■ Entries supplied ■
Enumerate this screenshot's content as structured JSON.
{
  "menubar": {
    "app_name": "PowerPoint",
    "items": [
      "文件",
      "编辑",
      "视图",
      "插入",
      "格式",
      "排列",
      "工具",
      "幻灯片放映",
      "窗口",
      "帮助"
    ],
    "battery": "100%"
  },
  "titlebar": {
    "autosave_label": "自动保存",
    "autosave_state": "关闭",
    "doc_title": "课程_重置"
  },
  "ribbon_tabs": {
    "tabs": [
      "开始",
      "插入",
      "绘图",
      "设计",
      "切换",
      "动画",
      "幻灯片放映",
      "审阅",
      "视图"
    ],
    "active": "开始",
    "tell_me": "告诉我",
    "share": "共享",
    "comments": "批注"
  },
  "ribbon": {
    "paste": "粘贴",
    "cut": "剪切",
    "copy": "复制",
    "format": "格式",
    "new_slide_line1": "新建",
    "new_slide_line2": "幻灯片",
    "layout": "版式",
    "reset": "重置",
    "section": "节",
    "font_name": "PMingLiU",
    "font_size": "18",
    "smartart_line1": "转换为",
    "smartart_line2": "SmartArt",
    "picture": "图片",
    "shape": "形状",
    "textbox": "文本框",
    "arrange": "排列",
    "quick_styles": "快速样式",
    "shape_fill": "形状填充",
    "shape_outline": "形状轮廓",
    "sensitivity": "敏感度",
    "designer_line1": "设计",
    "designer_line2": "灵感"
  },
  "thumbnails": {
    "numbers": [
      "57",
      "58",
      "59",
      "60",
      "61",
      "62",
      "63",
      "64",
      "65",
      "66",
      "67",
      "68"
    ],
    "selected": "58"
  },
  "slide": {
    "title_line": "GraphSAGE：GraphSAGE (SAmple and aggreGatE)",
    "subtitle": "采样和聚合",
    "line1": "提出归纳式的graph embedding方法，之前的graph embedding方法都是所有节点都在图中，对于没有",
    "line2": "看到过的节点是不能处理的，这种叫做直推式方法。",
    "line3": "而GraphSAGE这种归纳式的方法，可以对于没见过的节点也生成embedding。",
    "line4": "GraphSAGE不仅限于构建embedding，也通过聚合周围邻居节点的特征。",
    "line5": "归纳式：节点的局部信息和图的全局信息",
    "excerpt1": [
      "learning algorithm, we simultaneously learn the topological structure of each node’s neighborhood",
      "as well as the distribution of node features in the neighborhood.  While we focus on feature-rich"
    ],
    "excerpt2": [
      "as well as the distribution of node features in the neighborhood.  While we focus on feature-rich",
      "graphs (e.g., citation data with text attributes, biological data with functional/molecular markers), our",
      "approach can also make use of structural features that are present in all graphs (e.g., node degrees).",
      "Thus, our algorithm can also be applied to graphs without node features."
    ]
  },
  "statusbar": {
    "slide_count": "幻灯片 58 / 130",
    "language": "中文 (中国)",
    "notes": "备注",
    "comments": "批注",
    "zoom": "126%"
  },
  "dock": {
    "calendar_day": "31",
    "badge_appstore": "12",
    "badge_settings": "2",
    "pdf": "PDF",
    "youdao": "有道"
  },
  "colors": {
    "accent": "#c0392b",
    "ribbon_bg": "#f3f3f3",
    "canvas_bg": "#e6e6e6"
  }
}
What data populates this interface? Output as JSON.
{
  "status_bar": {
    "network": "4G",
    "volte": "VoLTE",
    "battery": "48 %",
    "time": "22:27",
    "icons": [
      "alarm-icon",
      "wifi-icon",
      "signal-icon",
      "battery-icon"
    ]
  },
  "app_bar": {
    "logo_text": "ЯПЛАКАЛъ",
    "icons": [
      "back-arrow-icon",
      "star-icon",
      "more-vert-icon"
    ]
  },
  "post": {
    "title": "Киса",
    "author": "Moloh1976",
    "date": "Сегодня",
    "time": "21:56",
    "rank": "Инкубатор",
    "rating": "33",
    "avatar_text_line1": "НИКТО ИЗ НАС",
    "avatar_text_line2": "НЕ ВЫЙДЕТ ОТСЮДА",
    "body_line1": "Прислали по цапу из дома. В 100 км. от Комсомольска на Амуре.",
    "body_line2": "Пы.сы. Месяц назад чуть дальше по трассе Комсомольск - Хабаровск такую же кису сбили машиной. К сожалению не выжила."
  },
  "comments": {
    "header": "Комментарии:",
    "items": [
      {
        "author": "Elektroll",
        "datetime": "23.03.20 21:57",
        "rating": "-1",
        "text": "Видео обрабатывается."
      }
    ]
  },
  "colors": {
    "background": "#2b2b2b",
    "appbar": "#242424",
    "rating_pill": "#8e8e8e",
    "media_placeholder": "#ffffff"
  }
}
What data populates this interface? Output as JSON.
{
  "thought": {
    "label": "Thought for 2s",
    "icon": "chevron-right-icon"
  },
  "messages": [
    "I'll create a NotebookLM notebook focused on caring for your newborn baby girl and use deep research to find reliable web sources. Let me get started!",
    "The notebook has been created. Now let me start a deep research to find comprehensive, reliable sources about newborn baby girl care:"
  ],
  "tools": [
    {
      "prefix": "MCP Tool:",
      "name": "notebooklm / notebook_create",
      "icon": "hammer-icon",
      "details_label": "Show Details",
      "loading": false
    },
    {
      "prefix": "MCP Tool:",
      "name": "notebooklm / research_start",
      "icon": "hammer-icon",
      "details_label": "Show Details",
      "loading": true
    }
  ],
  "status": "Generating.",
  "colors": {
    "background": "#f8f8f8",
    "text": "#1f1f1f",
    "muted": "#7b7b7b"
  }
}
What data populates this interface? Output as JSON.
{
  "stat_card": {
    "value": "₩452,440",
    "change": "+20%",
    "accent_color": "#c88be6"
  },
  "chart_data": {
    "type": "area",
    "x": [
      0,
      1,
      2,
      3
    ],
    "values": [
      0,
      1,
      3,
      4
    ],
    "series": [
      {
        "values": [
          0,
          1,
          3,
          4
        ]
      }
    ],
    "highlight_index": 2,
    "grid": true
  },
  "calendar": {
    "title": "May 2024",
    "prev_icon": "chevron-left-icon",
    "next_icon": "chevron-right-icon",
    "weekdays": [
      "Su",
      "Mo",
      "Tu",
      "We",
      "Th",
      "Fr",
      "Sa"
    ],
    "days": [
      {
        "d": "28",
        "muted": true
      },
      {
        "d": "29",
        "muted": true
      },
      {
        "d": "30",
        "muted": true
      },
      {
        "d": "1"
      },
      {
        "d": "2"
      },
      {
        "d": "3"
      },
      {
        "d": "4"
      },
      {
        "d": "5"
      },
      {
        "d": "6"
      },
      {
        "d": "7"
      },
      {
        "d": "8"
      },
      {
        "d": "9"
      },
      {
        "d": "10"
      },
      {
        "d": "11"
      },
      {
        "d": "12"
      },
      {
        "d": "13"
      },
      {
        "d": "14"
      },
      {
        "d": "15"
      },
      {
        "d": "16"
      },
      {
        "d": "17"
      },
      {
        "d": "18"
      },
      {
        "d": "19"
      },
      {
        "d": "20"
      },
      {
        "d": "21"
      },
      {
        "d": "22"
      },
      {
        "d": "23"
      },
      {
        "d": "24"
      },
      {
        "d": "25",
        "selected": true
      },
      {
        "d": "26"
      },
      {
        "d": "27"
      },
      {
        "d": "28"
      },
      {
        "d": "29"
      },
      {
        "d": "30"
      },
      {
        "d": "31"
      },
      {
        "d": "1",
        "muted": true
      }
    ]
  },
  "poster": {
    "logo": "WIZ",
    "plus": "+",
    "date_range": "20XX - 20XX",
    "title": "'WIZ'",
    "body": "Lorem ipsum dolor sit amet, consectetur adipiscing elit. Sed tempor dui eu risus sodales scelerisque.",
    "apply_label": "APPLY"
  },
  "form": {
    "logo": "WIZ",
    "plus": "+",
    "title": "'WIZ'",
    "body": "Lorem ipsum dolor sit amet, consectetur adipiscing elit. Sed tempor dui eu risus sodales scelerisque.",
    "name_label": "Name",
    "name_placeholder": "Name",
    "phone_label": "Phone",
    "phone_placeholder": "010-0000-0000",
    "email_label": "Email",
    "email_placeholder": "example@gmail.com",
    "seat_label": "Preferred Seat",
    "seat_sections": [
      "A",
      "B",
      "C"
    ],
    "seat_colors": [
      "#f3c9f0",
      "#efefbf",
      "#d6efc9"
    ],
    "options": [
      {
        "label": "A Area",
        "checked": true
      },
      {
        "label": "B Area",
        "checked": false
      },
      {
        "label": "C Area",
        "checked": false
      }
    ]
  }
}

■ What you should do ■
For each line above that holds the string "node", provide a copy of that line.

■ Task response ■
      "learning algorithm, we simultaneously learn the topological structure of each node’s neighborhood",
      "as well as the distribution of node features in the neighborhood.  While we focus on feature-rich"
      "as well as the distribution of node features in the neighborhood.  While we focus on feature-rich",
      "approach can also make use of structural features that are present in all graphs (e.g., node degrees).",
      "Thus, our algorithm can also be applied to graphs without node features."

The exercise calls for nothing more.